DIRECTIONS: Sift through the material below and return the lines with "Windows".

INPUT RECORDS:

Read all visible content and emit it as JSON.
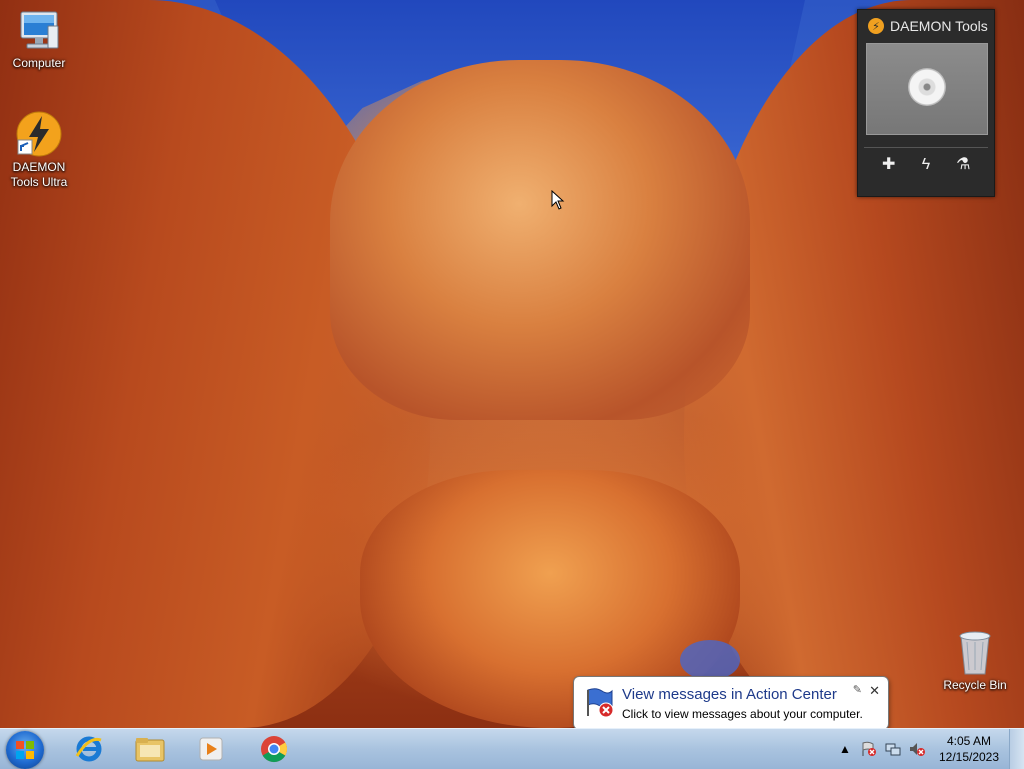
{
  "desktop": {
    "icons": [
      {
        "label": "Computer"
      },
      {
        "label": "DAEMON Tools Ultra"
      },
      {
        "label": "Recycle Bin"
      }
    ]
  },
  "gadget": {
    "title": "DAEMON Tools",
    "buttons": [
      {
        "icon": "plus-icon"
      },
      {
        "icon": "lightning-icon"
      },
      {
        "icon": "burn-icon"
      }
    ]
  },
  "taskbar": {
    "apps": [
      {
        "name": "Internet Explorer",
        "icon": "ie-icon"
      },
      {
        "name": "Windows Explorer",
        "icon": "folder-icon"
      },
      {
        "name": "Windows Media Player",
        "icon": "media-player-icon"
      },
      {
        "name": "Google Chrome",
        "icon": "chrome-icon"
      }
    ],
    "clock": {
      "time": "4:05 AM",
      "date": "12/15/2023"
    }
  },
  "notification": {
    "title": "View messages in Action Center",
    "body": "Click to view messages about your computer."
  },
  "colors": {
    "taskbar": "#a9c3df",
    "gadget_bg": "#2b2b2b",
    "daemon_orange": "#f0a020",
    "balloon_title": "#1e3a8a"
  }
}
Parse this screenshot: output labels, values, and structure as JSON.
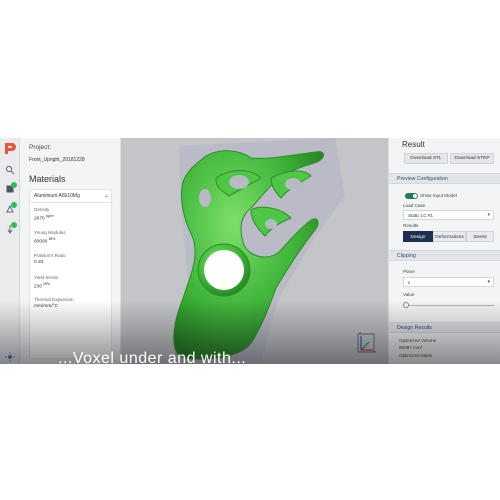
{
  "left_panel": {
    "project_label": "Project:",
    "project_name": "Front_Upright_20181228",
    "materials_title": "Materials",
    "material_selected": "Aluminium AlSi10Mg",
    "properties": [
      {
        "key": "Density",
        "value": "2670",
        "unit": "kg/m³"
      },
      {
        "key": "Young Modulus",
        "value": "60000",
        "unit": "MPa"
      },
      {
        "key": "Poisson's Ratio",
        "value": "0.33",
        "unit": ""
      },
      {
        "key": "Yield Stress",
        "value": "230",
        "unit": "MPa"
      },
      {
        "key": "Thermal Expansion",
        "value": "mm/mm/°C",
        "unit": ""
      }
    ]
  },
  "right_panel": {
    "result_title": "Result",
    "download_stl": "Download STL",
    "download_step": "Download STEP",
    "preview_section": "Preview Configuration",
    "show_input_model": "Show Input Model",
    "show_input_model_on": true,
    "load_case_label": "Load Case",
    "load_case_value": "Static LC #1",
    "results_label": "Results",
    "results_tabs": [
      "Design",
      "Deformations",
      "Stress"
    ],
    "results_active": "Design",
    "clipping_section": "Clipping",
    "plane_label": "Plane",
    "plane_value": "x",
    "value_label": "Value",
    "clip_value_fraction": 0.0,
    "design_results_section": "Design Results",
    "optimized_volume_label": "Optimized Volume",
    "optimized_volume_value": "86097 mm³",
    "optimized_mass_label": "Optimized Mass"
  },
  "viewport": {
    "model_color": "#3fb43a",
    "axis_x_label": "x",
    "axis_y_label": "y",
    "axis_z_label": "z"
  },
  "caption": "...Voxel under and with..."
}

EXPECTED OUTPUT:
        "name": "Windows Explorer",
        "name": "Windows Media Player",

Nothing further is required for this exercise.